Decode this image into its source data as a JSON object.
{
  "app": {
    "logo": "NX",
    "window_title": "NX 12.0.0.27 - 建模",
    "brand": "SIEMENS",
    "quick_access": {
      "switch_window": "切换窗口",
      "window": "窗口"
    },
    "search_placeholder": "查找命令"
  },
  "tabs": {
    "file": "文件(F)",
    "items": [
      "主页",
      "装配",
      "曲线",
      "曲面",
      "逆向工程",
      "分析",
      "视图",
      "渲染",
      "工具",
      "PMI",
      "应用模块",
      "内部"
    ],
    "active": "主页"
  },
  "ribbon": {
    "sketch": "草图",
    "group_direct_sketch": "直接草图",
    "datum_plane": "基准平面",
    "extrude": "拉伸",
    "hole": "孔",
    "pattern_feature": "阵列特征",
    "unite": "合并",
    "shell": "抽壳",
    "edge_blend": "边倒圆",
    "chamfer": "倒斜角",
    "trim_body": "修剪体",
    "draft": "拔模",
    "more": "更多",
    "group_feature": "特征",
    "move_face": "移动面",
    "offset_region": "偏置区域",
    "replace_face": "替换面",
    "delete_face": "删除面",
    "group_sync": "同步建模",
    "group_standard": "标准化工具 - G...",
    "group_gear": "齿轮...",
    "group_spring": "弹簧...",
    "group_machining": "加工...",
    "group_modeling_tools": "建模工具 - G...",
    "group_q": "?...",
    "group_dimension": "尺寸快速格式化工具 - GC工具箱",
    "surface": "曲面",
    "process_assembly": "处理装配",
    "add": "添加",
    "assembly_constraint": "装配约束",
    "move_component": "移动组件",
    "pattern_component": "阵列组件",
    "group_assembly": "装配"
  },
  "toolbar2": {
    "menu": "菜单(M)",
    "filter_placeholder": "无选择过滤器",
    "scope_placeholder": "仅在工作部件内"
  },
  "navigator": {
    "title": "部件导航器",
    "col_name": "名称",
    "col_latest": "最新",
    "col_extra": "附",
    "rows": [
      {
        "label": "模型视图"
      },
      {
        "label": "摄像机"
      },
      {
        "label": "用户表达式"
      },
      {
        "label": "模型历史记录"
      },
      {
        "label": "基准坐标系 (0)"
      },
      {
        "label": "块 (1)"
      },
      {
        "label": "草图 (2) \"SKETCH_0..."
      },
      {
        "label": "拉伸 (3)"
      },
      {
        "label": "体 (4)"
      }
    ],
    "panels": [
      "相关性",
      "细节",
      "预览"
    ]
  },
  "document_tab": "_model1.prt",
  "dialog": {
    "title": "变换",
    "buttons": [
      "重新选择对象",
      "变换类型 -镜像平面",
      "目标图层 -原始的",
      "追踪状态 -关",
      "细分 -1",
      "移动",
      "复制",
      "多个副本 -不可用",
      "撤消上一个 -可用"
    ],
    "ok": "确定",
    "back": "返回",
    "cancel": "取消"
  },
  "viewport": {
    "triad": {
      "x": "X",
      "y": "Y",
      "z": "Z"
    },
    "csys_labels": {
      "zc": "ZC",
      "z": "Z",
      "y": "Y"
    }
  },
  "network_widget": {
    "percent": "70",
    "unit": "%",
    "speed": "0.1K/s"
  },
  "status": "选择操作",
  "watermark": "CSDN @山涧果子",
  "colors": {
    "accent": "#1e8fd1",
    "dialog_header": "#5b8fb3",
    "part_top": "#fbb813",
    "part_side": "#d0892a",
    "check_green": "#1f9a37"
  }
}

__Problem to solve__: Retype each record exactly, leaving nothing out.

__Output below__:
Decode this image into its source data as a JSON object.
{
  "app": {
    "logo": "NX",
    "window_title": "NX 12.0.0.27 - 建模",
    "brand": "SIEMENS",
    "quick_access": {
      "switch_window": "切换窗口",
      "window": "窗口"
    },
    "search_placeholder": "查找命令"
  },
  "tabs": {
    "file": "文件(F)",
    "items": [
      "主页",
      "装配",
      "曲线",
      "曲面",
      "逆向工程",
      "分析",
      "视图",
      "渲染",
      "工具",
      "PMI",
      "应用模块",
      "内部"
    ],
    "active": "主页"
  },
  "ribbon": {
    "sketch": "草图",
    "group_direct_sketch": "直接草图",
    "datum_plane": "基准平面",
    "extrude": "拉伸",
    "hole": "孔",
    "pattern_feature": "阵列特征",
    "unite": "合并",
    "shell": "抽壳",
    "edge_blend": "边倒圆",
    "chamfer": "倒斜角",
    "trim_body": "修剪体",
    "draft": "拔模",
    "more": "更多",
    "group_feature": "特征",
    "move_face": "移动面",
    "offset_region": "偏置区域",
    "replace_face": "替换面",
    "delete_face": "删除面",
    "group_sync": "同步建模",
    "group_standard": "标准化工具 - G...",
    "group_gear": "齿轮...",
    "group_spring": "弹簧...",
    "group_machining": "加工...",
    "group_modeling_tools": "建模工具 - G...",
    "group_q": "?...",
    "group_dimension": "尺寸快速格式化工具 - GC工具箱",
    "surface": "曲面",
    "process_assembly": "处理装配",
    "add": "添加",
    "assembly_constraint": "装配约束",
    "move_component": "移动组件",
    "pattern_component": "阵列组件",
    "group_assembly": "装配"
  },
  "toolbar2": {
    "menu": "菜单(M)",
    "filter_placeholder": "无选择过滤器",
    "scope_placeholder": "仅在工作部件内"
  },
  "navigator": {
    "title": "部件导航器",
    "col_name": "名称",
    "col_latest": "最新",
    "col_extra": "附",
    "rows": [
      {
        "label": "模型视图"
      },
      {
        "label": "摄像机"
      },
      {
        "label": "用户表达式"
      },
      {
        "label": "模型历史记录"
      },
      {
        "label": "基准坐标系 (0)"
      },
      {
        "label": "块 (1)"
      },
      {
        "label": "草图 (2) \"SKETCH_0..."
      },
      {
        "label": "拉伸 (3)"
      },
      {
        "label": "体 (4)"
      }
    ],
    "panels": [
      "相关性",
      "细节",
      "预览"
    ]
  },
  "document_tab": "_model1.prt",
  "dialog": {
    "title": "变换",
    "buttons": [
      "重新选择对象",
      "变换类型 -镜像平面",
      "目标图层 -原始的",
      "追踪状态 -关",
      "细分 -1",
      "移动",
      "复制",
      "多个副本 -不可用",
      "撤消上一个 -可用"
    ],
    "ok": "确定",
    "back": "返回",
    "cancel": "取消"
  },
  "viewport": {
    "triad": {
      "x": "X",
      "y": "Y",
      "z": "Z"
    },
    "csys_labels": {
      "zc": "ZC",
      "z": "Z",
      "y": "Y"
    }
  },
  "network_widget": {
    "percent": "70",
    "unit": "%",
    "speed": "0.1K/s"
  },
  "status": "选择操作",
  "watermark": "CSDN @山涧果子",
  "colors": {
    "accent": "#1e8fd1",
    "dialog_header": "#5b8fb3",
    "part_top": "#fbb813",
    "part_side": "#d0892a",
    "check_green": "#1f9a37"
  }
}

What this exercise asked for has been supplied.